### Your objective
Go through the entries below and collect each line with the string "chevron" in it.

▼

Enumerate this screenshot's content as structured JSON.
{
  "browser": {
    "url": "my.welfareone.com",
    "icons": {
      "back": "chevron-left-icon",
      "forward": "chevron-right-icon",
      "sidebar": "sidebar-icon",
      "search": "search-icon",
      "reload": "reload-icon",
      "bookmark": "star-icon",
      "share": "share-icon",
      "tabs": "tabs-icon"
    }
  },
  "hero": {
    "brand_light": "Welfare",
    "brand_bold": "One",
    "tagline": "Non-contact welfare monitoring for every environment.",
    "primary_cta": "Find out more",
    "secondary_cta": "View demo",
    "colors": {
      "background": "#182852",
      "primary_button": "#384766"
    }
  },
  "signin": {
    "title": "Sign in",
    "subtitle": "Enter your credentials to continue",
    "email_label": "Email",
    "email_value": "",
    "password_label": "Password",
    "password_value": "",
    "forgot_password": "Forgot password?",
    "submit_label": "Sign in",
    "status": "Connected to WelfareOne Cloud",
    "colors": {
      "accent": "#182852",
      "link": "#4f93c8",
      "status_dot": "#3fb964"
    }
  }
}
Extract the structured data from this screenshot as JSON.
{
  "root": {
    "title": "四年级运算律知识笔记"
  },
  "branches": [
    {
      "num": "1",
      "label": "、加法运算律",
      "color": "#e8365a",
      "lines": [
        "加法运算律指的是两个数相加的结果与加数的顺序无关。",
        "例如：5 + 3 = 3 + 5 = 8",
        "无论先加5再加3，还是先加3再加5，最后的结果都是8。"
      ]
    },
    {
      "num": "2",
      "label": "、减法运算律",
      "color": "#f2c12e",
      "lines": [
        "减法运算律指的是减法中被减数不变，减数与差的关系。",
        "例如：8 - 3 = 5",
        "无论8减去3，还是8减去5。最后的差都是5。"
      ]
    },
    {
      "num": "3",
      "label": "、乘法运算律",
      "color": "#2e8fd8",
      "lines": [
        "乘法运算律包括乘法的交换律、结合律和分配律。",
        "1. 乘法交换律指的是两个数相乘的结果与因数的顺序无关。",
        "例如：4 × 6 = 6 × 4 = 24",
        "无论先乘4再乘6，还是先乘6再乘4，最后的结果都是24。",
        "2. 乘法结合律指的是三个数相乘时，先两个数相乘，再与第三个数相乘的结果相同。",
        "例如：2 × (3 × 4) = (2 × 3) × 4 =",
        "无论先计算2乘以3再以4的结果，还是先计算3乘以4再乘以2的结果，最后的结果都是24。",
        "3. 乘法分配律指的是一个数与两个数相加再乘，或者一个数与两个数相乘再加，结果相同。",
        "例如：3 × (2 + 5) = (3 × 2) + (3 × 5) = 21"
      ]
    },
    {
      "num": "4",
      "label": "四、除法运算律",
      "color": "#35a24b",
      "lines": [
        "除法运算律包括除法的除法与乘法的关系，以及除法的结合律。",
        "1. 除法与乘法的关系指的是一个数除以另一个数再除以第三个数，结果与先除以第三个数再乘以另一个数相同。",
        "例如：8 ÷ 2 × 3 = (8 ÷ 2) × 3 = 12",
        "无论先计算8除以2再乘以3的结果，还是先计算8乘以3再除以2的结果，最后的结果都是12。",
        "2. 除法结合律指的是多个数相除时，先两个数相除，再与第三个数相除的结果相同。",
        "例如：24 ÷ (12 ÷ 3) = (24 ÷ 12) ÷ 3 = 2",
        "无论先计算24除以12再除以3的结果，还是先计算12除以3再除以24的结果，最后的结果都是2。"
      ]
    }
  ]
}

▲

### Answer box
      "back": "chevron-left-icon",
      "forward": "chevron-right-icon",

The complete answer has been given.